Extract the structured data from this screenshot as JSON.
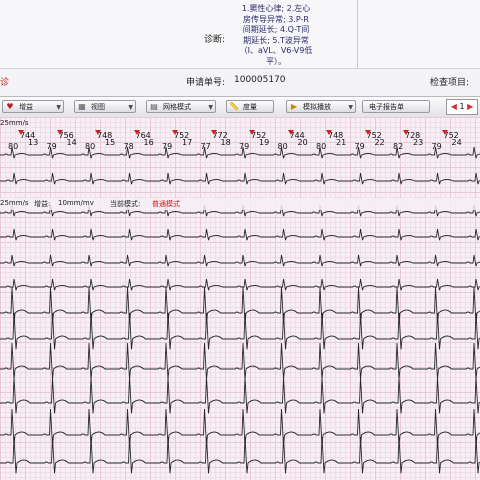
{
  "diagnosis": {
    "label": "诊断:",
    "lines": [
      "1.窦性心律; 2.左心",
      "房传导异常; 3.P-R",
      "间期延长; 4.Q-T间",
      "期延长; 5.T波异常",
      "（Ⅰ、aVL、V6-V9低",
      "平）。"
    ]
  },
  "info": {
    "left_fragment": "诊",
    "request_label": "申请单号:",
    "request_no": "100005170",
    "check_label": "检查项目:"
  },
  "toolbar": {
    "gain": "增益",
    "view": "视图",
    "grid": "网格模式",
    "measure": "度量",
    "play": "模拟播放",
    "report": "电子报告单",
    "page": "1"
  },
  "status": {
    "speed": "25mm/s",
    "gain_label": "增益:",
    "gain_value": "10mm/mv",
    "mode_label": "当前模式:",
    "mode_value": "普通模式"
  },
  "beat_numbers": [
    "13",
    "14",
    "15",
    "16",
    "17",
    "18",
    "19",
    "20",
    "21",
    "22",
    "23",
    "24"
  ],
  "rr": [
    "744",
    "756",
    "748",
    "764",
    "752",
    "772",
    "752",
    "744",
    "748",
    "752",
    "728",
    "752"
  ],
  "hr": [
    "80",
    "79",
    "80",
    "78",
    "79",
    "77",
    "79",
    "80",
    "80",
    "79",
    "82",
    "79"
  ],
  "colors": {
    "grid_major": "#e8c9d6",
    "grid_minor": "#f1dde6",
    "trace": "#2a2a2a",
    "marker": "#c22"
  }
}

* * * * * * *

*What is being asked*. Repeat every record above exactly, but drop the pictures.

*Reply*.
Extract the structured data from this screenshot as JSON.
{
  "diagnosis": {
    "label": "诊断:",
    "lines": [
      "1.窦性心律; 2.左心",
      "房传导异常; 3.P-R",
      "间期延长; 4.Q-T间",
      "期延长; 5.T波异常",
      "（Ⅰ、aVL、V6-V9低",
      "平）。"
    ]
  },
  "info": {
    "left_fragment": "诊",
    "request_label": "申请单号:",
    "request_no": "100005170",
    "check_label": "检查项目:"
  },
  "toolbar": {
    "gain": "增益",
    "view": "视图",
    "grid": "网格模式",
    "measure": "度量",
    "play": "模拟播放",
    "report": "电子报告单",
    "page": "1"
  },
  "status": {
    "speed": "25mm/s",
    "gain_label": "增益:",
    "gain_value": "10mm/mv",
    "mode_label": "当前模式:",
    "mode_value": "普通模式"
  },
  "beat_numbers": [
    "13",
    "14",
    "15",
    "16",
    "17",
    "18",
    "19",
    "20",
    "21",
    "22",
    "23",
    "24"
  ],
  "rr": [
    "744",
    "756",
    "748",
    "764",
    "752",
    "772",
    "752",
    "744",
    "748",
    "752",
    "728",
    "752"
  ],
  "hr": [
    "80",
    "79",
    "80",
    "78",
    "79",
    "77",
    "79",
    "80",
    "80",
    "79",
    "82",
    "79"
  ],
  "colors": {
    "grid_major": "#e8c9d6",
    "grid_minor": "#f1dde6",
    "trace": "#2a2a2a",
    "marker": "#c22"
  }
}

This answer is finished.